Saudi Arabia will maintain an increased 20 kilometre buffer zone on its border with Iraq amid concerns about the IS militant group
Saudi Arabia has expanded a buffer zone along its northern border with Iraq, where a US-led military coalition is bombing Islamic State (IS) group militants, official media said on Tuesday.
Mohammed al-Fahimi, a spokesman for northern region border guards, said "the depth of the border has been increased by 20 kilometres (12 miles)", the Saudi Press Agency (SPA) reported.
Officers guarding the frontier "called on residents and citizens to stay away from the border areas", it added, without clarifying the previous depth of the border zone.
In early September, the kingdom inaugurated a multi-layered fence, backed by radar and other surveillance tools, along its northern borders.
The project is part of efforts to secure the kingdom's desert frontiers against infiltrators and smugglers, state media reported at the time.
Saudi Arabia shares a border of 800 kilometres with Iraq.
In July 2009 Riyadh signed a deal with European aerospace and defence contractors EADS to build a high-tech security fence along thousands of kilometres of the kingdom's borders, not only in the north.
Since September, Saudi Arabia has been part of the anti-IS coalition, which has been carrying out air strikes against the IS group in Syria. Riyadh has not, however, participated in strikes against IS in Iraq, where the militant group control large areas in the north and west.
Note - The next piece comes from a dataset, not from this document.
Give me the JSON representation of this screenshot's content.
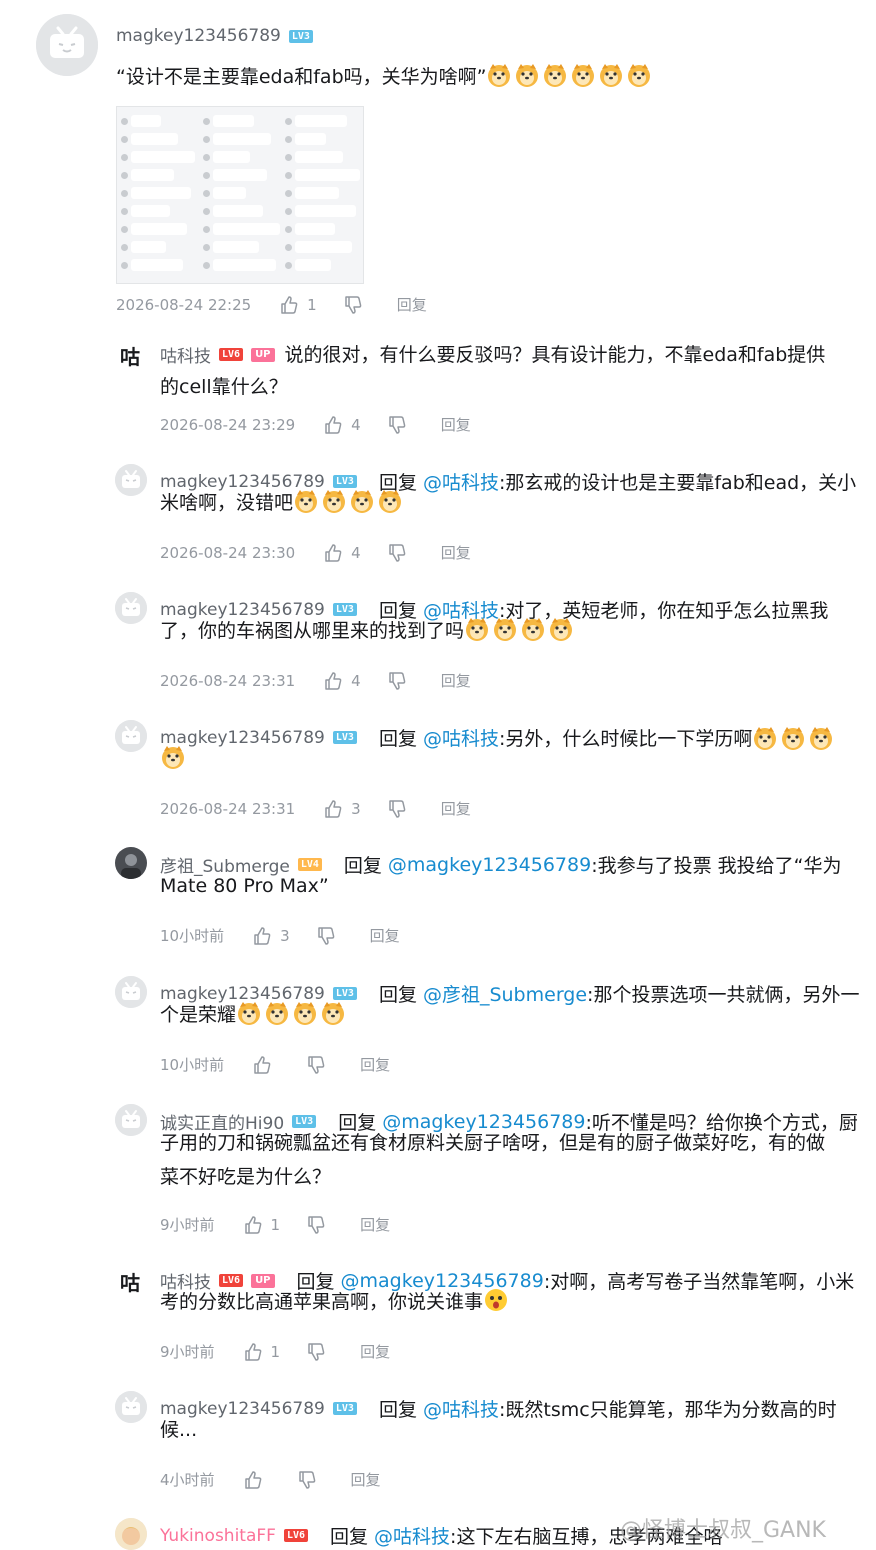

Iraqi President Fuad Masum visited Saudi Arabia last week in a sign of warming relations after years of strain with the Sunni-dominated kingdom.
Former Iraqi Prime Minister Nouri al-Maliki said in March terrorism in Iraq “originates from Saudi Arabia”.
The oil-rich Gulf State has publicly stated its efforts to stem the rising tide of support for IS among Saudi citizens, including mobilising the grand mufti to say IS is “enemy number one of Islam”.
Thousands of Saudis have gone to fight in Syria since war erupted there in 2011 and in February this year authorities introduced a decree stipulating long prison sentences for anyone who leaves to take part in a foreign conflict.
While reports have suggested the number of Saudis leaving for Syria has slowed since the decree, they continue to play a prominent role in IS violence. Over a 45-day period between September and October 14 of 31 IS suicide attacks in Iraq were carried out by Saudi citizens.
Within the kingdom there has been a groundswell of support for IS, with a surge in pro-IS activity on Twitter detailed by Vocative during the summer. 95 percent of mentions on the hashtag #ABillionMuslimsForTheVictoryOfTheIsis came from Saudi Arabia, according to the news site.
Although IS are not thought to be officially operating in Saudi Arabia at the moment, the killing of several Shiite worshippers in the Eastern Province earlier this month led to activists saying the attackers were likely motivated by the group’s ideology.